I can’t say I have a good explanation for it. But, more than five years into the recovery from the most recent global financial crash, the specter of Marx continues to haunt contemporary capitalism.
For example, the Reuters’ John Lloyd is convinced “communism is again haunting Europe.” I suppose that was inevitable, given the landslide victory of Syriza in Greece. The irony, of course, is that Alexis Tsipras, Yanis Varoufakis, and the other members of the new government have promised nothing more than to create some breathing room (by renegotiating the external debt), ameliorate the worst effects of the previous government’s austerity policies (by providing food aid to the poor and rehiring some government workers), and modernize the state (by making it more difficult for the oligarchy to avoid paying its taxes). The fact that such proposed changes are actually haunting contemporary Europe should give us some pause.
Which reminds me of an earlier piece, by , in the Guardian, who argues that, for many in his generation, the “ideological underpinnings of capitalism have been undermined.”
Marxism in America needs to be more than an intellectual tool for mainstream commentators befuddled by our changing world. It needs to be a political tool to change that world. Spoken, not just written, for mass consumption, peddling a vision of leisure, abundance, and democracy even more real than what the capitalism’s prophets offered in 1939.

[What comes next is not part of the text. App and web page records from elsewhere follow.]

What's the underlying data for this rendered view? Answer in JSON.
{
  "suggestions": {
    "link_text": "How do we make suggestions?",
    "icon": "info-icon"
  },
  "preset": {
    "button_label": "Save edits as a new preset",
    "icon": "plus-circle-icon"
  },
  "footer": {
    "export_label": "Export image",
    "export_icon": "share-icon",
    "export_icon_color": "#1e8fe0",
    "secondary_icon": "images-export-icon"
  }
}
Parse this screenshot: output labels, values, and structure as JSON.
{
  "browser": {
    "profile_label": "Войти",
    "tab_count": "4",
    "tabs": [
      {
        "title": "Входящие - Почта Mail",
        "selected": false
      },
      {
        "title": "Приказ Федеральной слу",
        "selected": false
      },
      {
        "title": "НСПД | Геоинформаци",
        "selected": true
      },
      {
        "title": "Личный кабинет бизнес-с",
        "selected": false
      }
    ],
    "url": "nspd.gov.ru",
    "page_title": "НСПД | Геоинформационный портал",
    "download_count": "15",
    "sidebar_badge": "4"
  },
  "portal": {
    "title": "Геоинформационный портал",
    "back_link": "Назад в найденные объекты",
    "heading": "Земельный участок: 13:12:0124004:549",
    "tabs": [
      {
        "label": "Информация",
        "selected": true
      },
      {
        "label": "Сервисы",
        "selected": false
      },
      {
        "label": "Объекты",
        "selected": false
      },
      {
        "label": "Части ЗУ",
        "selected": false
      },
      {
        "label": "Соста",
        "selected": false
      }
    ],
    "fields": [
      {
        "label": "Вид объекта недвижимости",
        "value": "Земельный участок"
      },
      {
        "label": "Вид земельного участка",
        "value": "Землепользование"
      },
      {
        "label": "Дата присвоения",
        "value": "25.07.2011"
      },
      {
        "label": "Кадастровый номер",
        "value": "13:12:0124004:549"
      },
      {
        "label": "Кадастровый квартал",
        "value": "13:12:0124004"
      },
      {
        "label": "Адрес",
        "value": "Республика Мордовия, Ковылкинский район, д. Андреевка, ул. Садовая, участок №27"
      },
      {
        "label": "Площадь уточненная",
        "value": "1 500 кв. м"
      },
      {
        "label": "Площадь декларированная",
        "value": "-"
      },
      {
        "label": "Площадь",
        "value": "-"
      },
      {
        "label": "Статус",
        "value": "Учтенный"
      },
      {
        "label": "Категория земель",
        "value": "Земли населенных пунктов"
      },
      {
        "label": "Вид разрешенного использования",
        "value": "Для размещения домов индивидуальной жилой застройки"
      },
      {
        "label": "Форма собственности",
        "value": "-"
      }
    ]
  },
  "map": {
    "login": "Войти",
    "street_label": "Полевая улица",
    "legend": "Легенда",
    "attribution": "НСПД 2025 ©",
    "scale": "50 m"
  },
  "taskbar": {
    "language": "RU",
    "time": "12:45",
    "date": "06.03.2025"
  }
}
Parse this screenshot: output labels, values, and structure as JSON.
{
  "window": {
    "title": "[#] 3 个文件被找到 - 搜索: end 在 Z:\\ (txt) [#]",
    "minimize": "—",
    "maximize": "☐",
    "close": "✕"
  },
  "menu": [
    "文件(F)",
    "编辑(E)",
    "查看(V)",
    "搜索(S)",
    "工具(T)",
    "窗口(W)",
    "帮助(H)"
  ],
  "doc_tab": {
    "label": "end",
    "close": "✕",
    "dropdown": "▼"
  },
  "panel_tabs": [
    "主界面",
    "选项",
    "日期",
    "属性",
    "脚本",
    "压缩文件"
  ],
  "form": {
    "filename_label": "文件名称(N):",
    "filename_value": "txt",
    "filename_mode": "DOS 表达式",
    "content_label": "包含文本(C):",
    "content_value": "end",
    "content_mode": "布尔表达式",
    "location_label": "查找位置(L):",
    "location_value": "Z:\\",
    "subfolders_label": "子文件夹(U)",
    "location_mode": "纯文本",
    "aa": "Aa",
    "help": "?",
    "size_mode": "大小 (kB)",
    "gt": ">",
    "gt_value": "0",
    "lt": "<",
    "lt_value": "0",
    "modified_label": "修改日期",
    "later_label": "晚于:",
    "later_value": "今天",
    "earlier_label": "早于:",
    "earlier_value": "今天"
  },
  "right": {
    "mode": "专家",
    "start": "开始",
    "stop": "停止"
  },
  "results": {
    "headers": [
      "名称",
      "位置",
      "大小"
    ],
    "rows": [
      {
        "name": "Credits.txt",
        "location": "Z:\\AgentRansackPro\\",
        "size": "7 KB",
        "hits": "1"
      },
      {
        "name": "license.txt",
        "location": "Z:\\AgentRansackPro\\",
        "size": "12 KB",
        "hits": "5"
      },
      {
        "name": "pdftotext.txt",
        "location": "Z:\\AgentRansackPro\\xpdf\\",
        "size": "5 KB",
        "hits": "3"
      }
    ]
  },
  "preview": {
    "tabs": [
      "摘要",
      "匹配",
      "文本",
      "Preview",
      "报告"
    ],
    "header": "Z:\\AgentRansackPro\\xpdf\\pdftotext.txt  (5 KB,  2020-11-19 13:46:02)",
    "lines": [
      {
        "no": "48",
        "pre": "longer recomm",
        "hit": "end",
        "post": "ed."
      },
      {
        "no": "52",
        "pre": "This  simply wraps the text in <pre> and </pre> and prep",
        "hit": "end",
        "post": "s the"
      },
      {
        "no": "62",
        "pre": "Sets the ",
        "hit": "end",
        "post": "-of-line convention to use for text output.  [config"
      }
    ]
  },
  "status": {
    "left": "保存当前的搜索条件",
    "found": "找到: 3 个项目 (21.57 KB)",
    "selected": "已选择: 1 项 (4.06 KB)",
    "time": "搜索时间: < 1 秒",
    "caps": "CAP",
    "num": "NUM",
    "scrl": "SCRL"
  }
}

And then there’s the fact that I’ve been invited this spring to present a university-wide lecture on “Utopia and Critique: A Marxian Perspective.”
Yes, indeed, there seems to be a whole helluva lotta Marx goin’ on out there. . .